General: Interaction with sodium valproate: CARBAPENEMS may reduce serum valproic acid concentrations to subtherapeutic levels, resulting in loss of seizure control. Serum valproic acid concentrations should be monitored frequently after initiating carbapenem therapy. Alternative antibacterial or anticonvulsant therapy should be considered if serum valproic acid cannot be maintained in the therapeutic range or seizures occur.
Development of drug-resistant bacteria: Prescribing doripenem in the absence of a proven or strongly suspected bacterial infection is unlikely to provide benefit to the patient and increase the risk of the development of drug resistant bacteria.
Pneumonitis with inhalational use: When doripenem has been used investigationally via inhalation, pneumonitis has occurred. Doripenem for Injection should not be administered by this route.
Patients with Renal Impairment: Dosage adjustment is required in patients with moderately or severely impaired renal function in such patients, renal function should be monitored.
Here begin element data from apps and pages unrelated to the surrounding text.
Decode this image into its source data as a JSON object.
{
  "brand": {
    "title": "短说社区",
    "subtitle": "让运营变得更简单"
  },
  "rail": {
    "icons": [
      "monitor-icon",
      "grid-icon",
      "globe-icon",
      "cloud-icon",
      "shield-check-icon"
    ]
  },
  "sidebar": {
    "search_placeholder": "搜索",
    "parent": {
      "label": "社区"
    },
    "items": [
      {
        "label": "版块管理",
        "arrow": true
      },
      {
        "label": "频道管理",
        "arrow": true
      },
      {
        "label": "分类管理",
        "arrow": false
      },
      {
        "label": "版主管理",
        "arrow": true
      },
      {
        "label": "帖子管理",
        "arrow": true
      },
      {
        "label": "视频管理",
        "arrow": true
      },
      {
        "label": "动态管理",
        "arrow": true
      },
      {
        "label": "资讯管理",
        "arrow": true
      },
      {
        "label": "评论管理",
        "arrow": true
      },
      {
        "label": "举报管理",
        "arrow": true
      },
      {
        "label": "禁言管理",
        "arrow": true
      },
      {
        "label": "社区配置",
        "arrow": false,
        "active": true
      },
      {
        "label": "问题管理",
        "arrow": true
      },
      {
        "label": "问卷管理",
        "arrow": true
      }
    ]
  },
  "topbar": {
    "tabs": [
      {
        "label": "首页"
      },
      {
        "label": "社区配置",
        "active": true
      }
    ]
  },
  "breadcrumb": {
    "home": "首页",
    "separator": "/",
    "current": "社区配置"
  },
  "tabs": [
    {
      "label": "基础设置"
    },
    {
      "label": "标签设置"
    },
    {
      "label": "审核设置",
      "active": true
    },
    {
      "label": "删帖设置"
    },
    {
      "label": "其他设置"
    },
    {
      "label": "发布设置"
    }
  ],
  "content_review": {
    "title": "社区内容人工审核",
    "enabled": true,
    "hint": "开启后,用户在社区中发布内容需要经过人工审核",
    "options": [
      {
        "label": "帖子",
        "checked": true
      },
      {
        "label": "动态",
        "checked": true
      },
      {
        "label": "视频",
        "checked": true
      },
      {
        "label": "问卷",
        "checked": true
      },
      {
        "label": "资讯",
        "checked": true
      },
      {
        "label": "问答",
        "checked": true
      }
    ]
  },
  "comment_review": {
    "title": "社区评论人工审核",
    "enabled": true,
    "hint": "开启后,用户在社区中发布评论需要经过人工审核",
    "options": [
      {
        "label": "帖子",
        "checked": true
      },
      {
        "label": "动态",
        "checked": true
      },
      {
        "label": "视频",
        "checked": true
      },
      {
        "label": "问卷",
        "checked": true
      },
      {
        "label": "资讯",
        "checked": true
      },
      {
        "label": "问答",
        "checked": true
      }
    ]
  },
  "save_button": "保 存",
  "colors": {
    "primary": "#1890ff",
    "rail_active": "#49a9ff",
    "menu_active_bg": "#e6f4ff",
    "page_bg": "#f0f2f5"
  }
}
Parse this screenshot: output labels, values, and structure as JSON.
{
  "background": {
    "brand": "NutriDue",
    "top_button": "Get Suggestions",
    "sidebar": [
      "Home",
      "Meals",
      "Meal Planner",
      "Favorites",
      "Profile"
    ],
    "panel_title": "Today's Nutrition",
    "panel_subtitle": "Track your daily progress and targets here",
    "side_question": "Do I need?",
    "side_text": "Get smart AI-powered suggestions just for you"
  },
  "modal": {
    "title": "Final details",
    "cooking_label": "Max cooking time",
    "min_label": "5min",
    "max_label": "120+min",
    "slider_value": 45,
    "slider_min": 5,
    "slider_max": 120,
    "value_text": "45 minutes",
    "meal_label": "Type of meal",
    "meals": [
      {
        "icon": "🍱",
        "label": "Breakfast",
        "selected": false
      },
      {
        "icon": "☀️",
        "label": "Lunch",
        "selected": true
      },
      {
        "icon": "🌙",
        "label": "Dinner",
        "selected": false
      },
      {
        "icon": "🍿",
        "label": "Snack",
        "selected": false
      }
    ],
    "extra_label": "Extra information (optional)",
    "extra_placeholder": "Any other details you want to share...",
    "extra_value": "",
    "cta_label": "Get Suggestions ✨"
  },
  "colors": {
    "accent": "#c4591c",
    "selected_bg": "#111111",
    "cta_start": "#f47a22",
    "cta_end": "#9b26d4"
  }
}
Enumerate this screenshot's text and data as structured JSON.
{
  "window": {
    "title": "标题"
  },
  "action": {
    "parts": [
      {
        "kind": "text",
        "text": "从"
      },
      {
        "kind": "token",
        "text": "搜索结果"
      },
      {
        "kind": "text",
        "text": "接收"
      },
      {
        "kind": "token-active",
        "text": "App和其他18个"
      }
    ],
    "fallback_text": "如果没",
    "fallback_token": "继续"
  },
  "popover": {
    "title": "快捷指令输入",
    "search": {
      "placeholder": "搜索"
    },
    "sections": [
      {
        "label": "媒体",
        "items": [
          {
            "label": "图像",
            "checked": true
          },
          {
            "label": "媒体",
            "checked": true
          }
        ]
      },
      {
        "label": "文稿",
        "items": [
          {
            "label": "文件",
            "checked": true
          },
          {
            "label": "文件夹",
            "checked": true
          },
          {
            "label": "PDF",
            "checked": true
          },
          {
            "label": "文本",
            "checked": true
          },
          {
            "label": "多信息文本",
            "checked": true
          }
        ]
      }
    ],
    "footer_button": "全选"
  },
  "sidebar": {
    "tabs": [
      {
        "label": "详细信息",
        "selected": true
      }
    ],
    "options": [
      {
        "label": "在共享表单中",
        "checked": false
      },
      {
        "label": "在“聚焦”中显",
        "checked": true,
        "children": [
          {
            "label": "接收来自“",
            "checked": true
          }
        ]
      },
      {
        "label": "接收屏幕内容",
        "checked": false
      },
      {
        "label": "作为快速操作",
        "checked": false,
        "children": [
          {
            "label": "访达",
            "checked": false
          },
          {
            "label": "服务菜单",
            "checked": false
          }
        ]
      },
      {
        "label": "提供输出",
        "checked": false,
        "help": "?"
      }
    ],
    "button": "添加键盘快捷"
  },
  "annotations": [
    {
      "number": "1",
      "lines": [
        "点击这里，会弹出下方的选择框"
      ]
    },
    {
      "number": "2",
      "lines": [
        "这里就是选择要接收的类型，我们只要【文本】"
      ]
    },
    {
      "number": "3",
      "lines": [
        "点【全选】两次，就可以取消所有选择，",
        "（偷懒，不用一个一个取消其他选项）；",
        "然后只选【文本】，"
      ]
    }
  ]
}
Information for Patients: Patients should be counseled that antibacterial drugs including doripenem should only be used to treat bacterial infections. They do not treat viral infections. When doripenem is prescribed to treat a bacterial infection, patients should be told that although it is common to feel better early in the course of therapy. Skipping doses or not completing the full course of therapy may (1) decrease the effectiveness of the immediate treatment and (2) increase the likelihood that bacteria will develop resistance and will not be treatable by doripenem or other antibacterial drugs in the future.
Use in Children: Safety and effectiveness in pediatric patients have not been established.
Use in Elderly: Of the total number of subjects in clinical studies, 28% were 65 and over, while 12% were 75 and over. Clinical cure rates in complicated intra-abdominal and complicated urinary tract infections where slightly lower in patients ≥65 years of age and also in the subgroup of patients ≥75 years of age versus patients <65. These results were similar between doripenem and Comparator treatment groups.
No overall differences in safety were observed between older and younger subjects, but greater sensitivity of some older individuals cannot be ruled cut.
Elderly subjects had greater doripenem exposure relative to non-elderly subjects; however, this increase in exposure was mainly attributed to age-related changes in renal function.
This drug is known to be excreted substantially by the kidney, and the risk of adverse reactions to this drug may be greater in patients with impaired renal function or pre-renal azotemia. Because elderly patients are more likely to have decreased renal function or pre-renal azotemia, care should be taken in dose selection, and it may be useful to monitor renal function.